Task details - The answer must consist of every line in the data below that holds the word "Google".

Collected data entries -
______________________________

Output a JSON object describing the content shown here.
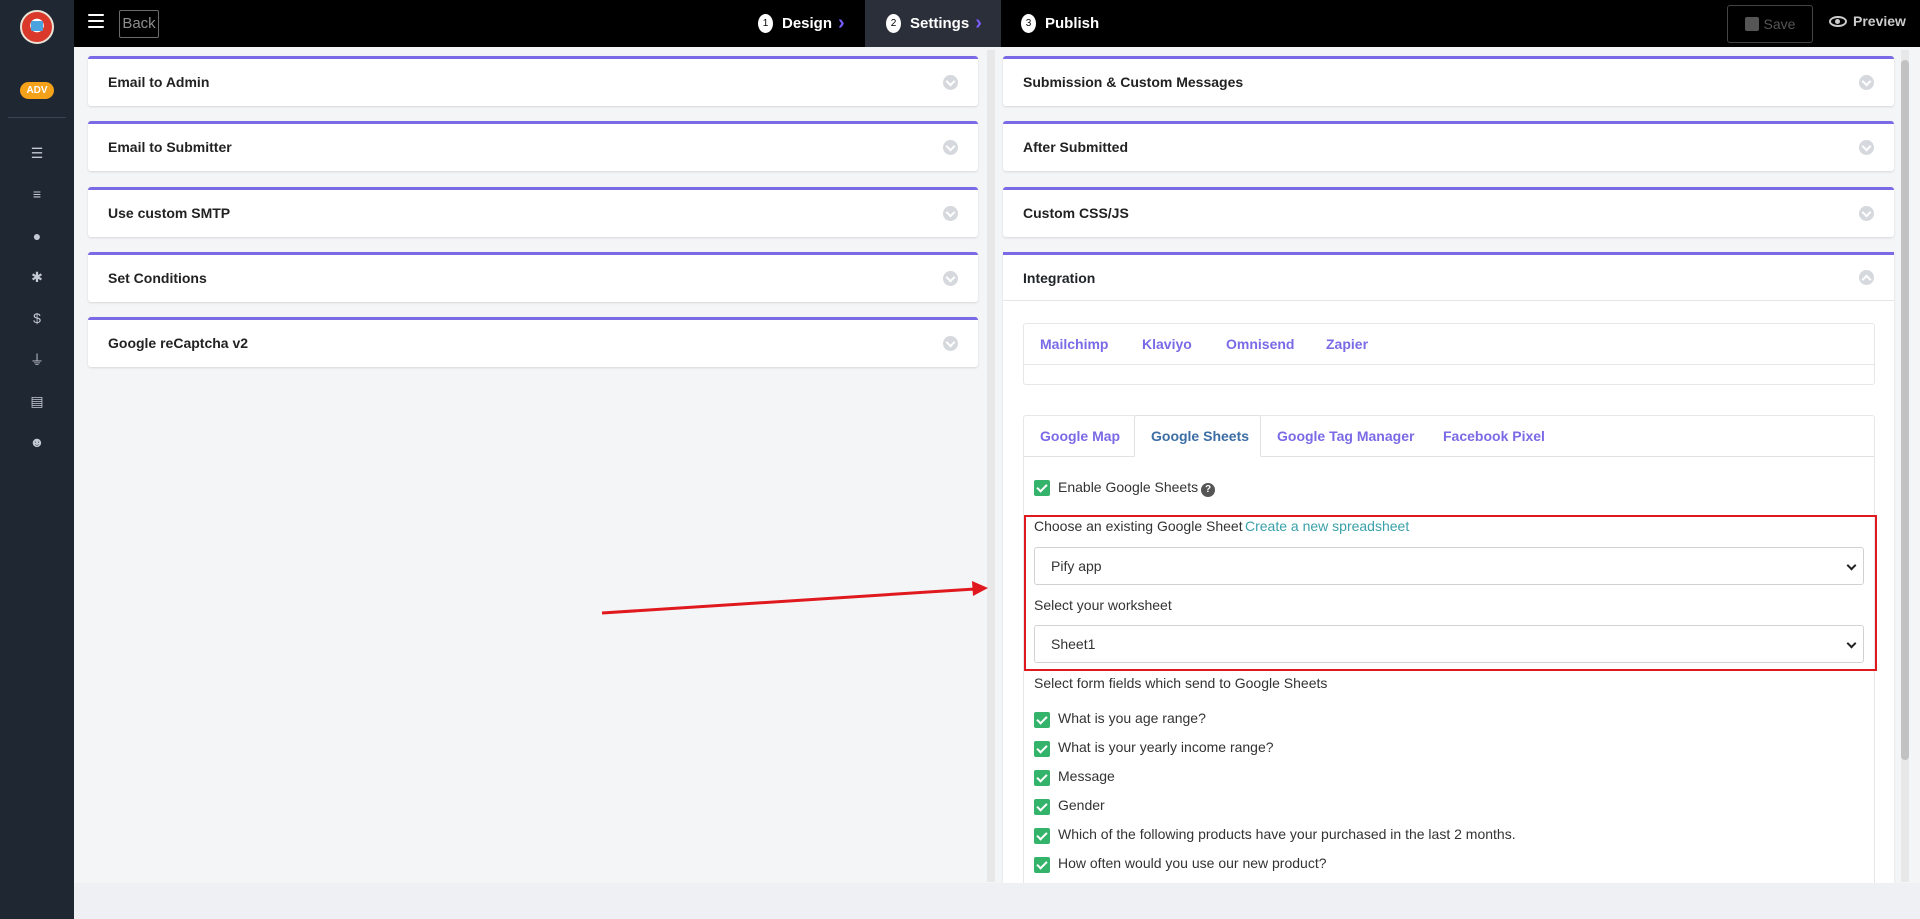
{
  "sidebar": {
    "badge": "ADV",
    "icons": [
      "list-icon",
      "checklist-icon",
      "user-icon",
      "gear-icon",
      "dollar-icon",
      "plug-icon",
      "file-icon",
      "smile-icon"
    ]
  },
  "topbar": {
    "back_label": "Back",
    "steps": [
      {
        "num": "1",
        "label": "Design"
      },
      {
        "num": "2",
        "label": "Settings"
      },
      {
        "num": "3",
        "label": "Publish"
      }
    ],
    "save_label": "Save",
    "preview_label": "Preview"
  },
  "left_panels": [
    "Email to Admin",
    "Email to Submitter",
    "Use custom SMTP",
    "Set Conditions",
    "Google reCaptcha v2"
  ],
  "right_panels": [
    "Submission & Custom Messages",
    "After Submitted",
    "Custom CSS/JS"
  ],
  "integration": {
    "title": "Integration",
    "tabs_top": [
      "Mailchimp",
      "Klaviyo",
      "Omnisend",
      "Zapier"
    ],
    "tabs_bottom": [
      "Google Map",
      "Google Sheets",
      "Google Tag Manager",
      "Facebook Pixel"
    ],
    "enable_label": "Enable Google Sheets",
    "choose_label": "Choose an existing Google Sheet",
    "create_link": "Create a new spreadsheet",
    "sheet_value": "Pify app",
    "worksheet_label": "Select your worksheet",
    "worksheet_value": "Sheet1",
    "fields_label": "Select form fields which send to Google Sheets",
    "fields": [
      "What is you age range?",
      "What is your yearly income range?",
      "Message",
      "Gender",
      "Which of the following products have your purchased in the last 2 months.",
      "How often would you use our new product?"
    ]
  },
  "colors": {
    "accent": "#7a6ae6",
    "check": "#34b36b",
    "highlight": "#e0191e",
    "link": "#3aa0a9"
  }
}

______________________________

Written answer -
    "Google reCaptcha v2"
      "Google Map",
      "Google Sheets",
      "Google Tag Manager",
    "enable_label": "Enable Google Sheets",
    "choose_label": "Choose an existing Google Sheet",
    "fields_label": "Select form fields which send to Google Sheets",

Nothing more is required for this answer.